**WHAT YOU NEED TO DO:**
Read the listing and extract each line that includes the word "Data".

════════

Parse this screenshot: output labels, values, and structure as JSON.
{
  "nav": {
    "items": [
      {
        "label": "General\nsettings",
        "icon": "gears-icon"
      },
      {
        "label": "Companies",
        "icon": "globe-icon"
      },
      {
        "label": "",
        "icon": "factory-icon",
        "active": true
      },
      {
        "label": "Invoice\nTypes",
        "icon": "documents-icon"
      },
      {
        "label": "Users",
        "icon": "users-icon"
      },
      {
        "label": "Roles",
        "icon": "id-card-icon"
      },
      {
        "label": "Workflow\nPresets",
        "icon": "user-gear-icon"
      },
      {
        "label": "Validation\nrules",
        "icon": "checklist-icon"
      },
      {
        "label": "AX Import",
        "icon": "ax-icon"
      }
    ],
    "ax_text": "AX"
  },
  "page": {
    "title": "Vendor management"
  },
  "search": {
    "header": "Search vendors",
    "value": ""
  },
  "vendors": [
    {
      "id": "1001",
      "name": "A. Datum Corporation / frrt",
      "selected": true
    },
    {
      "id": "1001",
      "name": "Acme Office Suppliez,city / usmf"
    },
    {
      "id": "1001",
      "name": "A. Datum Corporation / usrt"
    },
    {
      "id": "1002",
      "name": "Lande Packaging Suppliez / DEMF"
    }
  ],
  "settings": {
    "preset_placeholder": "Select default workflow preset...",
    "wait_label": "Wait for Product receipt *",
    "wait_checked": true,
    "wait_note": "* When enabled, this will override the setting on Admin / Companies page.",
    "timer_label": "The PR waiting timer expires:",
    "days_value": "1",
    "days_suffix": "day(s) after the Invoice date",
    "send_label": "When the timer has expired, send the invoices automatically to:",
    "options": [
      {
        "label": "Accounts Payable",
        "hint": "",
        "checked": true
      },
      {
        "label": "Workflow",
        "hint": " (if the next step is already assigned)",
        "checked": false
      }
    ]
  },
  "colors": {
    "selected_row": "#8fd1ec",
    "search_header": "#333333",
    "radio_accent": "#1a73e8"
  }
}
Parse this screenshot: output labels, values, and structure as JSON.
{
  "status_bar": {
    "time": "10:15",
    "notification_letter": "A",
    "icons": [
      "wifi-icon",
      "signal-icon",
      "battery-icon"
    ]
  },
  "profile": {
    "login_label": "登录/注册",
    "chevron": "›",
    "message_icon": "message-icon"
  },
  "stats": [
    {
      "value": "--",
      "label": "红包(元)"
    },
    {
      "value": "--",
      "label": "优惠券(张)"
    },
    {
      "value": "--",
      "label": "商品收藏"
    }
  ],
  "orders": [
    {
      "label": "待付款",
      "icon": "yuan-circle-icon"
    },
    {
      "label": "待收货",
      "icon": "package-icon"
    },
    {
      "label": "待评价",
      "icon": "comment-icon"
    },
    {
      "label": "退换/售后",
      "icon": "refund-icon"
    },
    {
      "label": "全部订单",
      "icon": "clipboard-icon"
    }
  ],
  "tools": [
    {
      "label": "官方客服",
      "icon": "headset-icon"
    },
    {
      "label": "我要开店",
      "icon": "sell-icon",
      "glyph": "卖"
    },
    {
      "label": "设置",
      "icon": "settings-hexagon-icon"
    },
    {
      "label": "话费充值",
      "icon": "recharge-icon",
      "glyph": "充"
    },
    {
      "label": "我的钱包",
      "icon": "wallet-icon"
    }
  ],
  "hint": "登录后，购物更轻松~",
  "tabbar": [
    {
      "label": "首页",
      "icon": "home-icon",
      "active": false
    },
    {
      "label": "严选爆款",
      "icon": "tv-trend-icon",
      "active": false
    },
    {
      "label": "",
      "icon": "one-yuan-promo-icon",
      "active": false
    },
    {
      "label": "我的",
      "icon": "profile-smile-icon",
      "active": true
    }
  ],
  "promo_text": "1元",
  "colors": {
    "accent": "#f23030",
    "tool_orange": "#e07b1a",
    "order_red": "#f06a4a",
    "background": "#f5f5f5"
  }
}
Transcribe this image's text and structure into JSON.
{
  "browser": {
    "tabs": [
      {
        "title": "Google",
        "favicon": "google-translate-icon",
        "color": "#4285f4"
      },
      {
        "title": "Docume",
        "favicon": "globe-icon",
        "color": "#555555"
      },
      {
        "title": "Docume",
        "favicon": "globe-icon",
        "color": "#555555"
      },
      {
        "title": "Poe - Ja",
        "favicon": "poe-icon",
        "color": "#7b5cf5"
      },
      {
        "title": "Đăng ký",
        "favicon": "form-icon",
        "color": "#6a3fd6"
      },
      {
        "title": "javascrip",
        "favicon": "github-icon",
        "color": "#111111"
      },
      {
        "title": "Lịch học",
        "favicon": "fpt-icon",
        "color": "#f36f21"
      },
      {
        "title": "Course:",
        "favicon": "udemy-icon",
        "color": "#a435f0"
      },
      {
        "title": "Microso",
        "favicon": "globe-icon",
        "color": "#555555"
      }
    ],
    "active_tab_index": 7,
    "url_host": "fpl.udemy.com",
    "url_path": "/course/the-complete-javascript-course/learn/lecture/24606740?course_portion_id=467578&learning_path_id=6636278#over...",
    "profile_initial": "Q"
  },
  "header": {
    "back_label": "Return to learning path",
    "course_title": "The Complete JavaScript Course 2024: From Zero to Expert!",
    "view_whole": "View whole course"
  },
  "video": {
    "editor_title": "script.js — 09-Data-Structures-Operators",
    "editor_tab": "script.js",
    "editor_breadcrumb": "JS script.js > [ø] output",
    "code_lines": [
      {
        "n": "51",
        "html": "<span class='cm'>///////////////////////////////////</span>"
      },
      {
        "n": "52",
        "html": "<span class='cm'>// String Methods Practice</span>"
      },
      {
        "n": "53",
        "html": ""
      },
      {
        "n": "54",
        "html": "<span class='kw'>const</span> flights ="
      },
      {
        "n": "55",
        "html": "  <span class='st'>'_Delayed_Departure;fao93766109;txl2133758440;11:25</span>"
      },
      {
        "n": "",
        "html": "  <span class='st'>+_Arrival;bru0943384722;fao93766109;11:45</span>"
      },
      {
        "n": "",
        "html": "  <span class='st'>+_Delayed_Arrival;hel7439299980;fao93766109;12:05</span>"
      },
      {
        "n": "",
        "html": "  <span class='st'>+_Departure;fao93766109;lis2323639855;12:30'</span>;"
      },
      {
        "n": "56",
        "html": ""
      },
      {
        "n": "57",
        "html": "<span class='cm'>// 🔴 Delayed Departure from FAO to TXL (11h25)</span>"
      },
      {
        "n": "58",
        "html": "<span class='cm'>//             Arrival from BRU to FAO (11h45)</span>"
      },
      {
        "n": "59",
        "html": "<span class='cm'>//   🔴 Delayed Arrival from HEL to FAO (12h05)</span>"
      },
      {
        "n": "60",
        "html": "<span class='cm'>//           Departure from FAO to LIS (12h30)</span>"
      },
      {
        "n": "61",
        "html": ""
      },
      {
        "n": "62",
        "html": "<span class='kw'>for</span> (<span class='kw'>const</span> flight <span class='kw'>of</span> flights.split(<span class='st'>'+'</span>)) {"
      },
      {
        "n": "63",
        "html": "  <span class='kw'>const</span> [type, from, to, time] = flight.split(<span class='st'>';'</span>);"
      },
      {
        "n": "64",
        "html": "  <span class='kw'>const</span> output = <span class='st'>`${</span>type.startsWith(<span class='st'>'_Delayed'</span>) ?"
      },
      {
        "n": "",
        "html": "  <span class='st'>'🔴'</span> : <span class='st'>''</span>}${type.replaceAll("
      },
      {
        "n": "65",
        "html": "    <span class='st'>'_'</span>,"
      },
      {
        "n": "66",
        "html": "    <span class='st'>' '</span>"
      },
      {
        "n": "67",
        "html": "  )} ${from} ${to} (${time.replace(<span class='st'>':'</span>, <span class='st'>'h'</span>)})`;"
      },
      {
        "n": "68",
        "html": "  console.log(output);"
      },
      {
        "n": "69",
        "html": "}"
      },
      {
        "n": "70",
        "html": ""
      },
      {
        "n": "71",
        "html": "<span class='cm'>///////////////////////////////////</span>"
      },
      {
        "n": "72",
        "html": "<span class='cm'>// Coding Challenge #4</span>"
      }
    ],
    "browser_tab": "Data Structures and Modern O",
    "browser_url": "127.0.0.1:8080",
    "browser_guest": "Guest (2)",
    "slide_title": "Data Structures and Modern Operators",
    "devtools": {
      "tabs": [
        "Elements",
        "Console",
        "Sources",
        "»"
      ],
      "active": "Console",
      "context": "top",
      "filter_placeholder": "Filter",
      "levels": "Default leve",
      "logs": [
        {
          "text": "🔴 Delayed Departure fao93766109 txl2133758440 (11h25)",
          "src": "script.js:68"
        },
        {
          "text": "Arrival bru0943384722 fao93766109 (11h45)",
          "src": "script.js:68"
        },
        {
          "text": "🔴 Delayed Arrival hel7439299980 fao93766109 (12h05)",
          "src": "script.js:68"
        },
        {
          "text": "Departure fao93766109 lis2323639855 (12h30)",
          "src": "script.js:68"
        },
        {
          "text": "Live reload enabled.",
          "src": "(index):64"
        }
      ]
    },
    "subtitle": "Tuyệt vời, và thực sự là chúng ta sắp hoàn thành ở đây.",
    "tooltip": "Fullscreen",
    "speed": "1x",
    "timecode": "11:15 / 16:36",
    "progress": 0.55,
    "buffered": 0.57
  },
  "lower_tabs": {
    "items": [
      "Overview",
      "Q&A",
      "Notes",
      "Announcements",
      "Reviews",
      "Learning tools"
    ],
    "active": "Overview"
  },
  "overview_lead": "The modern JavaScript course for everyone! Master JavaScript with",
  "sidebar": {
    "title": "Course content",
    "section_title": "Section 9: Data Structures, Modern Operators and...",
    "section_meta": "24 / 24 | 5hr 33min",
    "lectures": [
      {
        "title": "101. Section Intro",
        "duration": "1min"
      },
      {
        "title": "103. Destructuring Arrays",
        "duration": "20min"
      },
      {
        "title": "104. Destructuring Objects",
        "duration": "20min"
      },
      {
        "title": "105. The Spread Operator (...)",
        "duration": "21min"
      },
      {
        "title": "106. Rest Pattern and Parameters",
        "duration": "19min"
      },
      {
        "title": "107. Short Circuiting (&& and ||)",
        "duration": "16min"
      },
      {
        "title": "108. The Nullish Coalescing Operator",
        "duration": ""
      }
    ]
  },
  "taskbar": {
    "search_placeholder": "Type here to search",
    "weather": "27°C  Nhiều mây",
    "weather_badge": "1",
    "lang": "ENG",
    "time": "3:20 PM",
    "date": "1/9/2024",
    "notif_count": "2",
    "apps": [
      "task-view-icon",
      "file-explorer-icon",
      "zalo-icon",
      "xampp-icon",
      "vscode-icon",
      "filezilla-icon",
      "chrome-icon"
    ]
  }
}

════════

**WRITTEN RESPONSE:**
    "editor_title": "script.js — 09-Data-Structures-Operators",
    "browser_tab": "Data Structures and Modern O",
    "slide_title": "Data Structures and Modern Operators",
    "section_title": "Section 9: Data Structures, Modern Operators and...",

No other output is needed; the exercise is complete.